Record set
Content starts

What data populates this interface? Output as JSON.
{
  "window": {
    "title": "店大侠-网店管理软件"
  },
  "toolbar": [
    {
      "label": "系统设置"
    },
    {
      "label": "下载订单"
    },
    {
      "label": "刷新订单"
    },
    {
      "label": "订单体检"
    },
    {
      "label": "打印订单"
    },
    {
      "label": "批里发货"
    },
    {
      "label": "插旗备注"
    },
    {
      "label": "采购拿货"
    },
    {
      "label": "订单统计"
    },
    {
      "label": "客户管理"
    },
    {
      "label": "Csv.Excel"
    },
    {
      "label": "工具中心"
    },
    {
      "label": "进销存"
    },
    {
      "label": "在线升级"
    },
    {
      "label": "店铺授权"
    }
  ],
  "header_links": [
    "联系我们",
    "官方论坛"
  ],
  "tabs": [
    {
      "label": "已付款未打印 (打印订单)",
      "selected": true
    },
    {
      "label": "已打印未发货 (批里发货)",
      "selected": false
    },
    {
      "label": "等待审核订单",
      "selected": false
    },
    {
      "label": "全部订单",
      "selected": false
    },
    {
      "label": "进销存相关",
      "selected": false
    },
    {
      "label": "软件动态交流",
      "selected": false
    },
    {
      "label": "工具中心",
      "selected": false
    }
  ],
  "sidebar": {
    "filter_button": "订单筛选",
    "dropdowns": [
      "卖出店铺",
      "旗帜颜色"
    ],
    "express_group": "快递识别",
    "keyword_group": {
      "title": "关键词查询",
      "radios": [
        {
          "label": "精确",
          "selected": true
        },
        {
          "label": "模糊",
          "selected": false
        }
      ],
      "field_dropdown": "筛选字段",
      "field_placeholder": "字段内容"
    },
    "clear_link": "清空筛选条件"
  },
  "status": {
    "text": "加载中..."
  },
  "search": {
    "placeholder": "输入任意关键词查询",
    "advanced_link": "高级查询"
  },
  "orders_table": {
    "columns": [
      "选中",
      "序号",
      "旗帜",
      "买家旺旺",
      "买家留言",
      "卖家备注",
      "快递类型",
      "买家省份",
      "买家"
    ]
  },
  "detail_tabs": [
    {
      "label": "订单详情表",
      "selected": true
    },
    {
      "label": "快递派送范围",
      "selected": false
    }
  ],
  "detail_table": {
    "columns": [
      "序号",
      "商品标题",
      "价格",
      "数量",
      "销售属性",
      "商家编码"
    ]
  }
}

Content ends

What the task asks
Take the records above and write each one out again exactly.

Written response
What data populates this interface? Output as JSON.
{
  "window": {
    "title": "店大侠-网店管理软件"
  },
  "toolbar": [
    {
      "label": "系统设置"
    },
    {
      "label": "下载订单"
    },
    {
      "label": "刷新订单"
    },
    {
      "label": "订单体检"
    },
    {
      "label": "打印订单"
    },
    {
      "label": "批里发货"
    },
    {
      "label": "插旗备注"
    },
    {
      "label": "采购拿货"
    },
    {
      "label": "订单统计"
    },
    {
      "label": "客户管理"
    },
    {
      "label": "Csv.Excel"
    },
    {
      "label": "工具中心"
    },
    {
      "label": "进销存"
    },
    {
      "label": "在线升级"
    },
    {
      "label": "店铺授权"
    }
  ],
  "header_links": [
    "联系我们",
    "官方论坛"
  ],
  "tabs": [
    {
      "label": "已付款未打印 (打印订单)",
      "selected": true
    },
    {
      "label": "已打印未发货 (批里发货)",
      "selected": false
    },
    {
      "label": "等待审核订单",
      "selected": false
    },
    {
      "label": "全部订单",
      "selected": false
    },
    {
      "label": "进销存相关",
      "selected": false
    },
    {
      "label": "软件动态交流",
      "selected": false
    },
    {
      "label": "工具中心",
      "selected": false
    }
  ],
  "sidebar": {
    "filter_button": "订单筛选",
    "dropdowns": [
      "卖出店铺",
      "旗帜颜色"
    ],
    "express_group": "快递识别",
    "keyword_group": {
      "title": "关键词查询",
      "radios": [
        {
          "label": "精确",
          "selected": true
        },
        {
          "label": "模糊",
          "selected": false
        }
      ],
      "field_dropdown": "筛选字段",
      "field_placeholder": "字段内容"
    },
    "clear_link": "清空筛选条件"
  },
  "status": {
    "text": "加载中..."
  },
  "search": {
    "placeholder": "输入任意关键词查询",
    "advanced_link": "高级查询"
  },
  "orders_table": {
    "columns": [
      "选中",
      "序号",
      "旗帜",
      "买家旺旺",
      "买家留言",
      "卖家备注",
      "快递类型",
      "买家省份",
      "买家"
    ]
  },
  "detail_tabs": [
    {
      "label": "订单详情表",
      "selected": true
    },
    {
      "label": "快递派送范围",
      "selected": false
    }
  ],
  "detail_table": {
    "columns": [
      "序号",
      "商品标题",
      "价格",
      "数量",
      "销售属性",
      "商家编码"
    ]
  }
}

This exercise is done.